WHAT YOU HAVE TO DO: Every entry that follows should be repeated exactly; drop the images.

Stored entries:

====

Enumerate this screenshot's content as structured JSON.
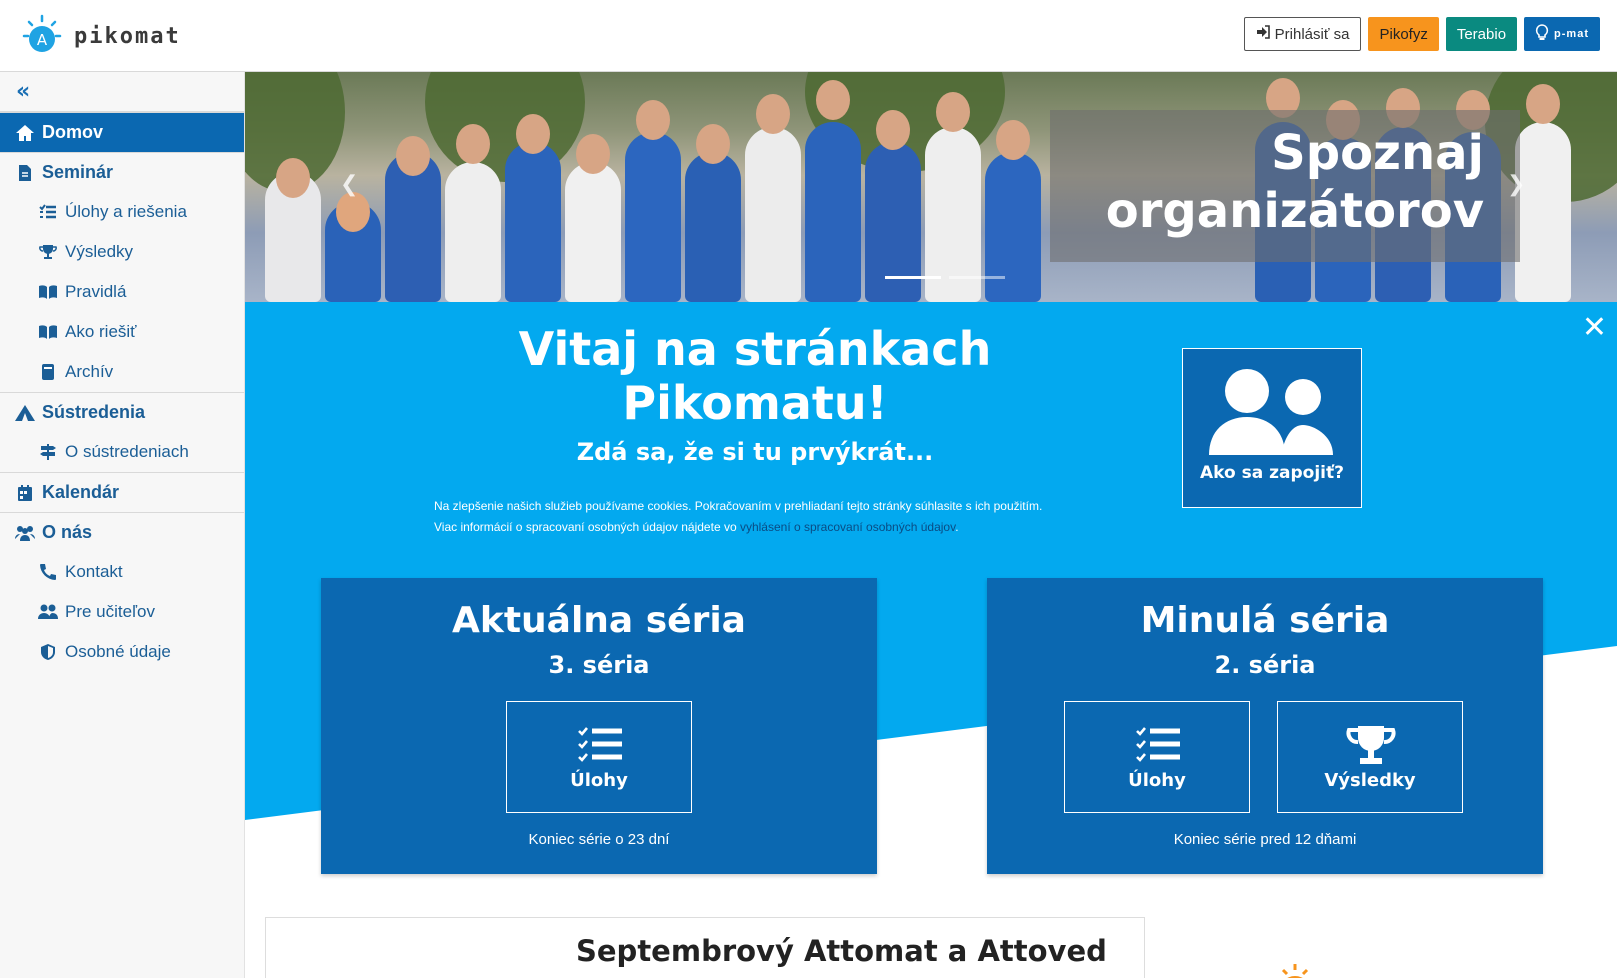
{
  "header": {
    "logo_text": "pikomat",
    "login_label": "Prihlásiť sa",
    "pikofyz_label": "Pikofyz",
    "terabio_label": "Terabio",
    "pmat_label": "p-mat",
    "colors": {
      "pikofyz": "#f7941d",
      "terabio": "#0a8a80",
      "pmat": "#0b68b1"
    }
  },
  "sidebar": {
    "collapse_icon": "double-chevron-left-icon",
    "items": [
      {
        "label": "Domov",
        "icon": "home-icon",
        "level": "top",
        "active": true
      },
      {
        "label": "Seminár",
        "icon": "document-icon",
        "level": "top"
      },
      {
        "label": "Úlohy a riešenia",
        "icon": "tasks-icon",
        "level": "sub"
      },
      {
        "label": "Výsledky",
        "icon": "trophy-icon",
        "level": "sub"
      },
      {
        "label": "Pravidlá",
        "icon": "book-open-icon",
        "level": "sub"
      },
      {
        "label": "Ako riešiť",
        "icon": "book-open-icon",
        "level": "sub"
      },
      {
        "label": "Archív",
        "icon": "book-icon",
        "level": "sub"
      },
      {
        "label": "Sústredenia",
        "icon": "tent-icon",
        "level": "top"
      },
      {
        "label": "O sústredeniach",
        "icon": "signpost-icon",
        "level": "sub"
      },
      {
        "label": "Kalendár",
        "icon": "calendar-icon",
        "level": "top"
      },
      {
        "label": "O nás",
        "icon": "users-icon",
        "level": "top"
      },
      {
        "label": "Kontakt",
        "icon": "phone-icon",
        "level": "sub"
      },
      {
        "label": "Pre učiteľov",
        "icon": "users-icon",
        "level": "sub"
      },
      {
        "label": "Osobné údaje",
        "icon": "shield-icon",
        "level": "sub"
      }
    ]
  },
  "hero": {
    "caption_line1": "Spoznaj",
    "caption_line2": "organizátorov",
    "slides": 2,
    "active_slide": 1
  },
  "welcome": {
    "title_line1": "Vitaj na stránkach",
    "title_line2": "Pikomatu!",
    "subtitle": "Zdá sa, že si tu prvýkrát...",
    "cookie_line1": "Na zlepšenie našich služieb používame cookies. Pokračovaním v prehliadaní tejto stránky súhlasite s ich použitím.",
    "cookie_line2_prefix": "Viac informácií o spracovaní osobných údajov nájdete vo ",
    "cookie_link": "vyhlásení o spracovaní osobných údajov",
    "cookie_line2_suffix": ".",
    "join_label": "Ako sa zapojiť?"
  },
  "cards": {
    "current": {
      "title": "Aktuálna séria",
      "series": "3. séria",
      "tasks_label": "Úlohy",
      "footer": "Koniec série o 23 dní"
    },
    "previous": {
      "title": "Minulá séria",
      "series": "2. séria",
      "tasks_label": "Úlohy",
      "results_label": "Výsledky",
      "footer": "Koniec série pred 12 dňami"
    }
  },
  "news": {
    "title": "Septembrový Attomat a Attoved"
  }
}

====

TASK OUTPUT:
Enumerate this screenshot's content as structured JSON.
{
  "header": {
    "logo_text": "pikomat",
    "login_label": "Prihlásiť sa",
    "pikofyz_label": "Pikofyz",
    "terabio_label": "Terabio",
    "pmat_label": "p-mat",
    "colors": {
      "pikofyz": "#f7941d",
      "terabio": "#0a8a80",
      "pmat": "#0b68b1"
    }
  },
  "sidebar": {
    "collapse_icon": "double-chevron-left-icon",
    "items": [
      {
        "label": "Domov",
        "icon": "home-icon",
        "level": "top",
        "active": true
      },
      {
        "label": "Seminár",
        "icon": "document-icon",
        "level": "top"
      },
      {
        "label": "Úlohy a riešenia",
        "icon": "tasks-icon",
        "level": "sub"
      },
      {
        "label": "Výsledky",
        "icon": "trophy-icon",
        "level": "sub"
      },
      {
        "label": "Pravidlá",
        "icon": "book-open-icon",
        "level": "sub"
      },
      {
        "label": "Ako riešiť",
        "icon": "book-open-icon",
        "level": "sub"
      },
      {
        "label": "Archív",
        "icon": "book-icon",
        "level": "sub"
      },
      {
        "label": "Sústredenia",
        "icon": "tent-icon",
        "level": "top"
      },
      {
        "label": "O sústredeniach",
        "icon": "signpost-icon",
        "level": "sub"
      },
      {
        "label": "Kalendár",
        "icon": "calendar-icon",
        "level": "top"
      },
      {
        "label": "O nás",
        "icon": "users-icon",
        "level": "top"
      },
      {
        "label": "Kontakt",
        "icon": "phone-icon",
        "level": "sub"
      },
      {
        "label": "Pre učiteľov",
        "icon": "users-icon",
        "level": "sub"
      },
      {
        "label": "Osobné údaje",
        "icon": "shield-icon",
        "level": "sub"
      }
    ]
  },
  "hero": {
    "caption_line1": "Spoznaj",
    "caption_line2": "organizátorov",
    "slides": 2,
    "active_slide": 1
  },
  "welcome": {
    "title_line1": "Vitaj na stránkach",
    "title_line2": "Pikomatu!",
    "subtitle": "Zdá sa, že si tu prvýkrát...",
    "cookie_line1": "Na zlepšenie našich služieb používame cookies. Pokračovaním v prehliadaní tejto stránky súhlasite s ich použitím.",
    "cookie_line2_prefix": "Viac informácií o spracovaní osobných údajov nájdete vo ",
    "cookie_link": "vyhlásení o spracovaní osobných údajov",
    "cookie_line2_suffix": ".",
    "join_label": "Ako sa zapojiť?"
  },
  "cards": {
    "current": {
      "title": "Aktuálna séria",
      "series": "3. séria",
      "tasks_label": "Úlohy",
      "footer": "Koniec série o 23 dní"
    },
    "previous": {
      "title": "Minulá séria",
      "series": "2. séria",
      "tasks_label": "Úlohy",
      "results_label": "Výsledky",
      "footer": "Koniec série pred 12 dňami"
    }
  },
  "news": {
    "title": "Septembrový Attomat a Attoved"
  }
}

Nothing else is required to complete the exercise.